USCIRF also engages in the collection of individuals for its Freedom of Religion or Belief (FoRB) Victims List. This database catalogs victims who have been detained, imprisoned, placed under house arrest, disappeared, forced to renounce their faith or tortured for their religious beliefs, religious activity or for speaking out for religious freedom. By publicly attaching a face and a name to each individual who has suffered for their beliefs, USCIRF calls attention to the millions of others who struggle under the heel of persecution. The database only grows as time passes and has just achieved the grim milestone of 2,000 members.

Photo by Herlanzer/

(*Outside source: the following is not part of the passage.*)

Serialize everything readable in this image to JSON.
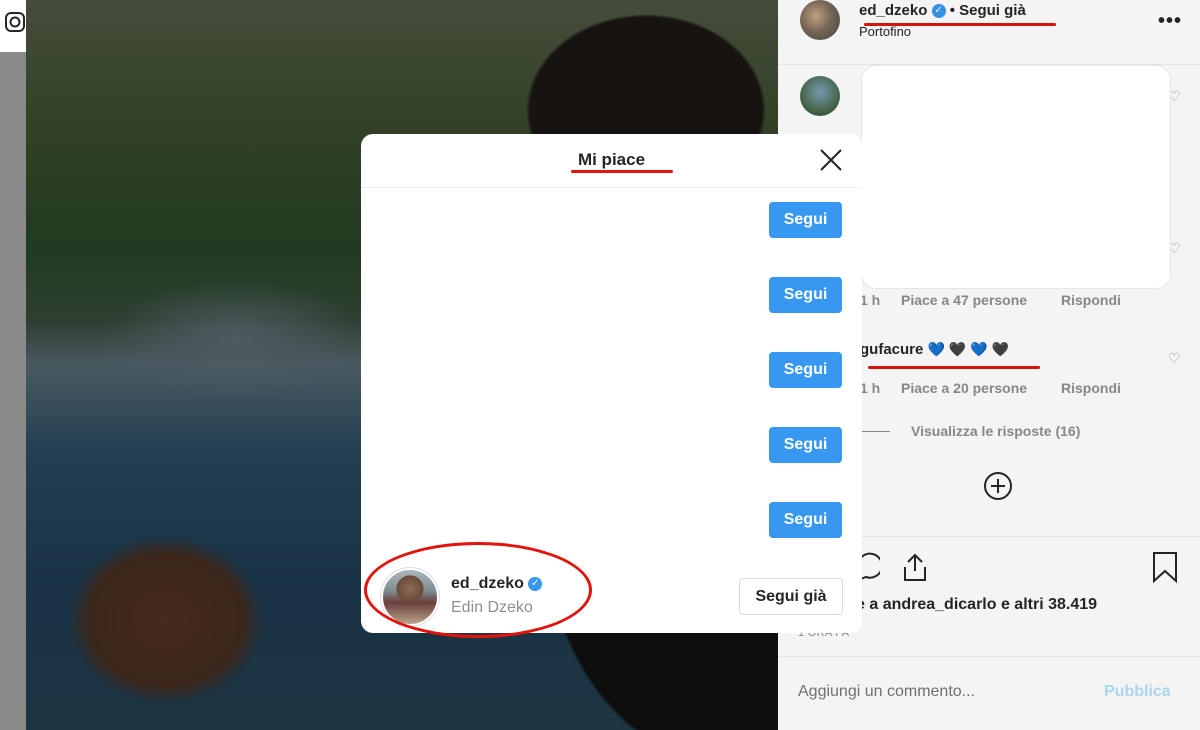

USCIRF has exposed and documented the most execrable of religious freedom violations—from the unlawful imprisonment of millions of minority Muslims, Tibetan Buddhists, Protestants and Catholics in China to Iran’s prosecution of religious minorities like Baha’is, and from the Russian abduction of Ukrainian religious leaders and the persecution of Jehovah’s Witnesses and Muslims to the Burmese military’s genocide and crimes against humanity unleashed on the Rohingya people.

As USCIRF Vice Chair Abraham Cooper said, “Throughout the past year, the U.S. government continued to condemn abuses of religious freedom and hold perpetrators accountable through targeted sanctions and other tools. Moving forward, the United States should take additional steps to support freedom of religion or belief around the world. We urge Congress and the Executive Branch to implement the recommendations in USCIRF’s 2023 Annual Report to further advance this universal, fundamental human right.”

USCIRF and its partners worldwide tirelessly confront and shine the light of truth on this worst kind of evil: the retribution wrought by human beings on other human beings based on the crime of believing the “wrong” things. Turkel summed up his commission’s reaction to this year’s revelations with one word: “disheartened.”

Nevertheless, the light must continue to shine on these abuses—until there are no longer any shadows in which the abusers of religious freedom may hide.

John Evans
John Evans has written for theater and the big screen. His essays, fiction and poetry have appeared in several publications on the East and West Coasts.